“It’s OK,” Haley said, kneeling beside her and rubbing her back. “I’ll stay with you.”
“Help me. I can't do this anymore."
She twisted the collar of her sweater around her thumb and dabbed her lower eyelids with the inside of the wool.
“CET can help you, Ms. Amano,” the nurse said, standing and holding out her hand to help Megumi up.
I want to go home.
“What do you think?”
But I’m tired of running.
“Should we try it?”
What if it works?
“OK,” Megumi said, peering up and taking the nurse’s hand. “I’ll come with you. I suppose I need to get my shoes, anyway.”
Haley helped her stand, and the two women walked back into the clinic. Megumi peered at her feet as they squeezed past the man in overalls, still standing in the doorway. He grunted at her and trekked out to check his car.
“How does Constructive Engram Therapy work?” she asked as they stepped down the hall.
“It rewrites memories to show you the potential outcomes of alternate choices.”
“How does altering my memories help?”
“Think about today. Why did you flee?”
“I . . . felt scared.”
They entered the room containing the CET system. Megumi sat on the edge of the recliner and rubbed her hands against her thighs.
“Right,” Haley said, entering the command to reset the device. “What if you chose not to run instead?”
“I would have completed the session, I guess.”

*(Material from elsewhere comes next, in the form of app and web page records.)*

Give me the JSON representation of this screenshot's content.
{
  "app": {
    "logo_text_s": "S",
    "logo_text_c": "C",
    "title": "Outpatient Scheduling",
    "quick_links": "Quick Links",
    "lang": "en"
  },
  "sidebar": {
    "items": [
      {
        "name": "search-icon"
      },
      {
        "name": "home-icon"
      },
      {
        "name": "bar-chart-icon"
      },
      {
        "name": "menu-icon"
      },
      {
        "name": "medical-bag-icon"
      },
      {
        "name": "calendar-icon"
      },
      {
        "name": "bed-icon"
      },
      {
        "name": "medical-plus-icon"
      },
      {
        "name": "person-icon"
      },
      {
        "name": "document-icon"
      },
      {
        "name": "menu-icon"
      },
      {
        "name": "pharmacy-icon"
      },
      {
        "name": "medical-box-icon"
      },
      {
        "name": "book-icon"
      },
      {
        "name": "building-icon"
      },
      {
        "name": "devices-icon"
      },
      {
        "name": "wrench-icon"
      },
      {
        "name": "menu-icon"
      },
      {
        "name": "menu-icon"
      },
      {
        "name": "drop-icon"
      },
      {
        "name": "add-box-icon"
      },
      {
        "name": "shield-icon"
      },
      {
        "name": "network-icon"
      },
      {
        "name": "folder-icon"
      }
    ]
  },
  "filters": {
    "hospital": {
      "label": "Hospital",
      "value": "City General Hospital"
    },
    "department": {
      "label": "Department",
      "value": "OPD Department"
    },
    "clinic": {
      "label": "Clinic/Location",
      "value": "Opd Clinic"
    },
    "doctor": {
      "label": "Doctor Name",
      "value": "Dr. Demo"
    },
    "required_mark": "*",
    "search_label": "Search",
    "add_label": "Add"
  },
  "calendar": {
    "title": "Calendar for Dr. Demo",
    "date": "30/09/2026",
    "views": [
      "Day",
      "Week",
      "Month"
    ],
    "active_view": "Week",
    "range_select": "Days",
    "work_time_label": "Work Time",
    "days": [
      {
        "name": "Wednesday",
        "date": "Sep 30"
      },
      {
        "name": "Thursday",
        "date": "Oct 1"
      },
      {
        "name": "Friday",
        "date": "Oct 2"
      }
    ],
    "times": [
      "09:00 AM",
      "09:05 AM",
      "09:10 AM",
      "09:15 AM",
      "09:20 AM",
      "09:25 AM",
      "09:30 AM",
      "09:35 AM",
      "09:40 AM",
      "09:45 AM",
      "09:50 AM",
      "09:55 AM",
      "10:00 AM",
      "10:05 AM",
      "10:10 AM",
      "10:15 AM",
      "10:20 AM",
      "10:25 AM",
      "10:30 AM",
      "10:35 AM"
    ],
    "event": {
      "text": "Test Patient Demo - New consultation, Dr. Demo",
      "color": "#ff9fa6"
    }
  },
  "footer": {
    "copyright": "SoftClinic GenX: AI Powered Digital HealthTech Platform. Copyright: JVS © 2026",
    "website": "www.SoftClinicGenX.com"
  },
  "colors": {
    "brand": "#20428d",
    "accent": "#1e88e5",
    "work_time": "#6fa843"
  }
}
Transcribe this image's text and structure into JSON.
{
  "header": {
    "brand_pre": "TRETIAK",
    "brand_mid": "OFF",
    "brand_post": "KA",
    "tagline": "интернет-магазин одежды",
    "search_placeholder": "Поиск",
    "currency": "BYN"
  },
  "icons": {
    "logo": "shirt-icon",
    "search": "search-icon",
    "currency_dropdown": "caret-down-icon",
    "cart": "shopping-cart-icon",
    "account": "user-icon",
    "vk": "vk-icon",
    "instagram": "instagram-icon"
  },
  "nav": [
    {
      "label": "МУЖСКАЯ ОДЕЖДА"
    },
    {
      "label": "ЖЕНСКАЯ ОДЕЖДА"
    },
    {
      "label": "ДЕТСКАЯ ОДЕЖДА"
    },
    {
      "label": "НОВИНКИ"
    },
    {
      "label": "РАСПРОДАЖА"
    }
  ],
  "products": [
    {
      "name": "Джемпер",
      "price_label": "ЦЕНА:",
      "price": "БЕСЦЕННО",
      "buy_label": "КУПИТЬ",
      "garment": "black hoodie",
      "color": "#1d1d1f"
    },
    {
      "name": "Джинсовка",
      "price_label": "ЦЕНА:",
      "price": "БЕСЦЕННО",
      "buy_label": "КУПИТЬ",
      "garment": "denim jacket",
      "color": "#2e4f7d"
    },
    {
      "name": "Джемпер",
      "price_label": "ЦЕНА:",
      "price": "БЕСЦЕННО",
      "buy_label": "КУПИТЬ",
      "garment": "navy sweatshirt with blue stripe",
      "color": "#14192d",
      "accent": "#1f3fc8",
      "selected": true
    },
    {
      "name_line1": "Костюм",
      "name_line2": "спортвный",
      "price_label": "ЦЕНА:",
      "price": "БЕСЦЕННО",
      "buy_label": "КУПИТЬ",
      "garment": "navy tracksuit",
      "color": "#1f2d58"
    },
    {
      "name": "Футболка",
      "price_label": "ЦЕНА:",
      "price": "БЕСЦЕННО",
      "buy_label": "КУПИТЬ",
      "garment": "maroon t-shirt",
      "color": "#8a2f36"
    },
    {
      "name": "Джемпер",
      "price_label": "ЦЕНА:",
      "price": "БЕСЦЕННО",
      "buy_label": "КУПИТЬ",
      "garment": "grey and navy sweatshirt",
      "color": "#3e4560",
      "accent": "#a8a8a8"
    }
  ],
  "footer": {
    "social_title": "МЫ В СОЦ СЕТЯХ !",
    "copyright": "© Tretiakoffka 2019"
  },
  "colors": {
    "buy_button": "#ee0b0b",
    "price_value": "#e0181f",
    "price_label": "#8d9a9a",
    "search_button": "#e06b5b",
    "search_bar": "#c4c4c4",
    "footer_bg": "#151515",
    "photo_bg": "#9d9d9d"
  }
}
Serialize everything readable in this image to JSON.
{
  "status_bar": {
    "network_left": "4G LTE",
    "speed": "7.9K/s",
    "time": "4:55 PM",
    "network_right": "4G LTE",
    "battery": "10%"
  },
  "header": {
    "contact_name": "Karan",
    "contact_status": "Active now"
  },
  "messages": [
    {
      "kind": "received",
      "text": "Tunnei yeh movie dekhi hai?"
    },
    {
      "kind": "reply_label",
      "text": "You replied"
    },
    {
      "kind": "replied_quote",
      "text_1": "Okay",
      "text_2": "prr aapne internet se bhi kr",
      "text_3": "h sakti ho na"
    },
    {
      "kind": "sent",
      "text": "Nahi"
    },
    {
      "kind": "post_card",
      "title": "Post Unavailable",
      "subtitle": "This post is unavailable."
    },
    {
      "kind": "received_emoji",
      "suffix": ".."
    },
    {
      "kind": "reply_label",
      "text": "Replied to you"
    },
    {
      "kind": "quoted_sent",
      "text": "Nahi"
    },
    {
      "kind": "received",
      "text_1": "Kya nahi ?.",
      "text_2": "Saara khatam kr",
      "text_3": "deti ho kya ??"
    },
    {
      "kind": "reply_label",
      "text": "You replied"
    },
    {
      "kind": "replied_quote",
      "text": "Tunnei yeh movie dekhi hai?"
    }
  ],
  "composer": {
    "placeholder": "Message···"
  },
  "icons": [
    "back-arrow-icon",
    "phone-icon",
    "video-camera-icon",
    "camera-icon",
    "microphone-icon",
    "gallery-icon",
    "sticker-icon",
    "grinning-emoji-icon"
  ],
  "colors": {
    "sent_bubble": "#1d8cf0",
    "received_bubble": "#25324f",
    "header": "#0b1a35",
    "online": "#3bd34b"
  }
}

The nurse flipped a switch and the Zen sounds of running water and flute music began burbling through hidden speakers, never quite converging into a melody.
“Let’s say you went through with the treatment today rather than fleeing and discovered your fear was unfounded. Would you feel afraid the next time you came in?”
“I suppose not.”
“CET is like that,” Haley said.
Megumi laid back in the chair and rested her hands across her stomach. The nurse typed another set of instructions into the terminal, and the halo slid down over Megumi’s eyes again.
“By altering your memories, we can train your mind to expect positive outcomes. Constructive Engram Therapy builds a catalog of productive experiences for your brain to draw from. So, instead of imagining the worst and letting fear cripple your judgment, you can face choices with confidence.”
“Does it hurt?”
“No, but we need to strap you in so you don’t slap yourself during the treatment,” Haley said, smooshing the velcro straps around Megumi’s wrists.
Megumi swallowed her anxiety and tried to remain calm.
“We're all set, Ms. Amano,” the nurse said. “I’m going to start the CET and see you in about an hour.”
Haley hit a key on the keyboard. The hydraulic recliner lifted Megumi and inserted her into the rotating cylinder up to her waist like a whale swallowing a runaway prophet. The halo orbiting her head began knocking with electromagnetic pulses. She closed her eyes.
“Hello, Meg,” said the shadow, gripping her shoulders. “It’s been a while.”
Thanks for reading Ragamuffin: Part One. Subscribe for free to receive this entire series.